REQUIRED WORK:
Output a faithful copy of the entries, every picture removed.

[Entries from a dataset of interfaces]
════════════════════

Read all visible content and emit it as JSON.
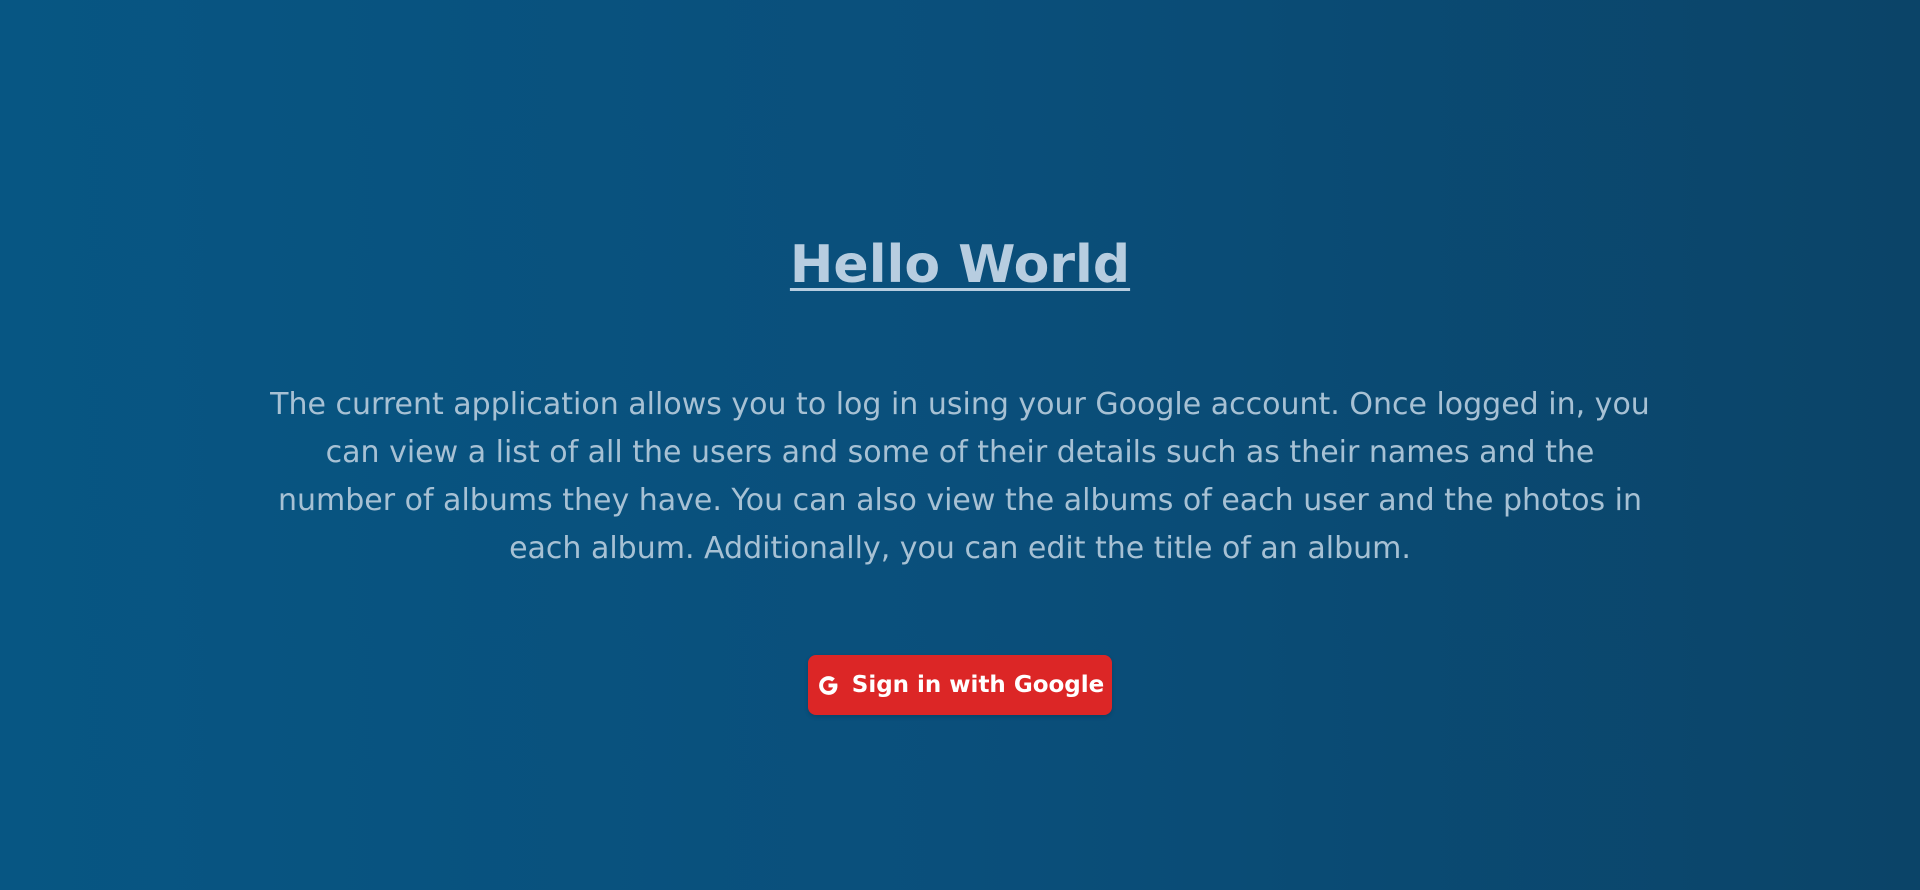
{
  "page": {
    "title": "Hello World",
    "description": "The current application allows you to log in using your Google account. Once logged in, you can view a list of all the users and some of their details such as their names and the number of albums they have. You can also view the albums of each user and the photos in each album. Additionally, you can edit the title of an album."
  },
  "signin": {
    "label": "Sign in with Google",
    "icon": "google-icon"
  },
  "colors": {
    "background_left": "#075683",
    "background_right": "#0b4468",
    "text": "#a7c1d4",
    "button": "#dc2626",
    "button_text": "#ffffff"
  }
}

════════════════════

WRITTEN ANSWER:
Read all visible content and emit it as JSON.
{
  "page": {
    "title": "Hello World",
    "description": "The current application allows you to log in using your Google account. Once logged in, you can view a list of all the users and some of their details such as their names and the number of albums they have. You can also view the albums of each user and the photos in each album. Additionally, you can edit the title of an album."
  },
  "signin": {
    "label": "Sign in with Google",
    "icon": "google-icon"
  },
  "colors": {
    "background_left": "#075683",
    "background_right": "#0b4468",
    "text": "#a7c1d4",
    "button": "#dc2626",
    "button_text": "#ffffff"
  }
}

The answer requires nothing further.